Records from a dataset
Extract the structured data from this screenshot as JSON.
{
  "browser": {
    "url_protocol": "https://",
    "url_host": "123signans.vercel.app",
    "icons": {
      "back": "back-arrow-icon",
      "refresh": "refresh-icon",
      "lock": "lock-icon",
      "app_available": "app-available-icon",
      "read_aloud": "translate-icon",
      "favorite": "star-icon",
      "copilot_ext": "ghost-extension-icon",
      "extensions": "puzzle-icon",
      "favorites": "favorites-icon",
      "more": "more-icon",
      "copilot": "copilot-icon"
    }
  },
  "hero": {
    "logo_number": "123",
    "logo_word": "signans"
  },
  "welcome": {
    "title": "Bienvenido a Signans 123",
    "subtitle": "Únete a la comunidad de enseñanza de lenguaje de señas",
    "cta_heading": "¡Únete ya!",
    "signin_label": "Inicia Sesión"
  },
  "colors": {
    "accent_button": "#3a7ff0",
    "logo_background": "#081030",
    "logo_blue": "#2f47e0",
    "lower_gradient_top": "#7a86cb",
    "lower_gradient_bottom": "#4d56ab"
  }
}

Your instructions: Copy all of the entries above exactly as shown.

Answer for the task:
Extract the structured data from this screenshot as JSON.
{
  "browser": {
    "url_protocol": "https://",
    "url_host": "123signans.vercel.app",
    "icons": {
      "back": "back-arrow-icon",
      "refresh": "refresh-icon",
      "lock": "lock-icon",
      "app_available": "app-available-icon",
      "read_aloud": "translate-icon",
      "favorite": "star-icon",
      "copilot_ext": "ghost-extension-icon",
      "extensions": "puzzle-icon",
      "favorites": "favorites-icon",
      "more": "more-icon",
      "copilot": "copilot-icon"
    }
  },
  "hero": {
    "logo_number": "123",
    "logo_word": "signans"
  },
  "welcome": {
    "title": "Bienvenido a Signans 123",
    "subtitle": "Únete a la comunidad de enseñanza de lenguaje de señas",
    "cta_heading": "¡Únete ya!",
    "signin_label": "Inicia Sesión"
  },
  "colors": {
    "accent_button": "#3a7ff0",
    "logo_background": "#081030",
    "logo_blue": "#2f47e0",
    "lower_gradient_top": "#7a86cb",
    "lower_gradient_bottom": "#4d56ab"
  }
}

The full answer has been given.